A screenshot from Battlefield 5. A plane is emerging from a cloud of smoke.

This screenshot from Battlefield 5 might as well symbolize NVIDIA and the current investing environment it has to navigate. Image source: Electronic Arts.

Things got worse when NVIDIA released fourth quarter guidance. Revenue is expected to be $2.7 billion, plus or minus 2%. At the midpoint, that's a 7% year-over-year decline, the first time that's happened to NVIDIA in years. The only saving grace is that gross profit margin is expected to rebound back to 62.3%, up from the 61.9% in the fourth quarter last year.

The cause for this step backward? A hangover from the collapse of the cryptocurrency mining bubble that started in late 2017. Inventory of the company's mid-range Pascal cards -- the GPUs getting replaced by the new artificial intelligence and ray-tracing Turing cards -- have remained higher than expected, and it's going to take some time for prices to reduce enough to coax gamers into a purchase and work off the excess inventory left over from the digital-currency bust.

Rational thinking gets rewarded (eventually)

Let's not take too much away from NVIDIA, though. Even with a modest decline expected in Q4, 2018 has been a massively successful year for the GPU maker, and it will remain so regardless.

Metric

Nine Months Ended Oct. 28, 2018

Nine Months Ended Oct. 29, 2017

YOY Change

Revenue

$9.51 billion

$6.80 billion

40%

Gross profit margin

62.7%

59.1%

3.6 p.p.

Operating income

$3.51 billion

$2.14 billion

64%

Earnings per share

$5.71

$3.05

87%

Data source: NVIDIA. YOY = year over year. p.p. = percentage points.  

As for the Wall Street freakout over guidance, CFO Colette Cress said on the earnings call that "Pascal is well positioned as the GPU of choice in the midrange for the holidays, and we expect to work down channel inventories over the next quarter or two." A quarter or two? Like six months? That's hardly enough headwind to get worked up about. Consider the momentum NVIDIA's technology has behind it -- trends that it expects to continue unabated during and after this "Pascal problem."

Fiscal Year

Gaming

Professional Visualization

Data Center

Auto

OEM and IP

2016

$2.82 billion

$750 million

$339 million

$320 million

$783 million

2017

$4.06 billion

$835 million

$830 million

$487 million

$698 million

2018

$5.51 billion

$933 million

$1.93 billion

$558 million

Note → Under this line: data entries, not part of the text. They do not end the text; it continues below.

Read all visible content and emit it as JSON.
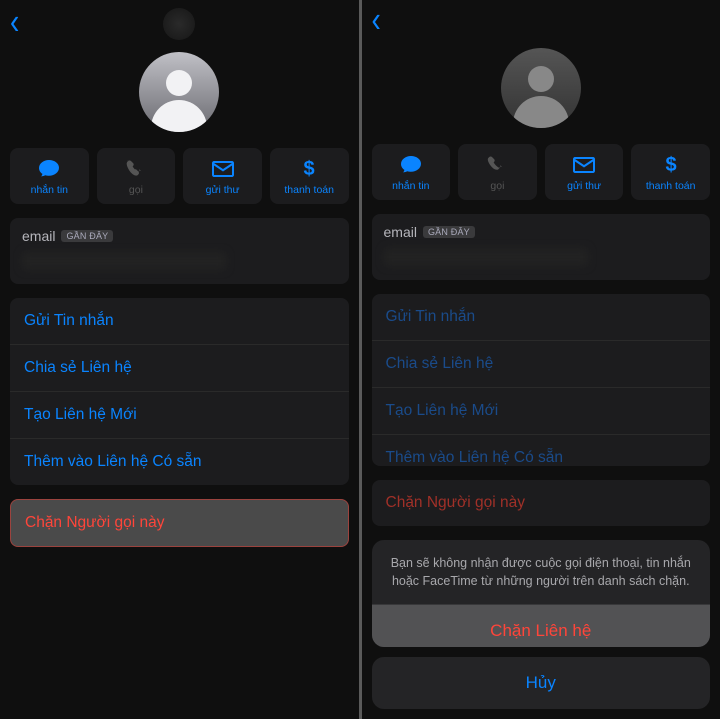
{
  "nav": {
    "back": "‹"
  },
  "actions": {
    "message": "nhắn tin",
    "call": "gọi",
    "mail": "gửi thư",
    "pay": "thanh toán"
  },
  "email": {
    "label": "email",
    "badge": "GẦN ĐÂY"
  },
  "options": {
    "sendMessage": "Gửi Tin nhắn",
    "shareContact": "Chia sẻ Liên hệ",
    "createNew": "Tạo Liên hệ Mới",
    "addExisting": "Thêm vào Liên hệ Có sẵn"
  },
  "block": {
    "caller": "Chặn Người gọi này"
  },
  "sheet": {
    "message": "Bạn sẽ không nhận được cuộc gọi điện thoại, tin nhắn hoặc FaceTime từ những người trên danh sách chặn.",
    "confirm": "Chặn Liên hệ",
    "cancel": "Hủy"
  }
}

$778 million

2019 YTD

$5.29 billion

$837 million

$2.25 billion

$478 million

$651 million

Data source: NVIDIA.

As if it knew how investors would react, NVIDIA's board of directors was ready with a new authorization to repurchase $7 billion more of its own shares. That's 8% of the company's entire current market cap of $88 billion, quite the conviction buy on management's part. With shares now trading hands at 19.4 times the last trailing 12 months' profits, there are worse places to spend money.

Is that a fair price to pay for the rest of us? I say yes, and I'll be buying more in the weeks ahead. The slowdown in the video gaming segment is a big deal since it has made up 56% of total revenue so far this year. However, NVIDIA just started releasing new chips based on its new Turing architecture that use AI and ray tracing, representing the company's biggest technological advance in quite some time. That tech isn't just a big deal for video game aficionados: it has applications for graphic artists (everything from architects to Hollywood's visual effects industry), data center operators, and auto manufacturers, too.

Growth in those segments remains intact, with the data center business especially worth keeping an eye on. The current fiscal year isn't over yet, and year-to-date sales have already exceeded last year's. With all three on the upswing, gross profit margins rising overall, and NVIDIA still repurchasing its own stock, this dramatic pullback looks as if it could be long-term gold for shareholders.

Nicholas Rossolillo and his clients own shares of Nvidia. The Motley Fool owns shares of and recommends Nvidia. The Motley Fool recommends Electronic Arts. The Motley Fool has a disclosure policy.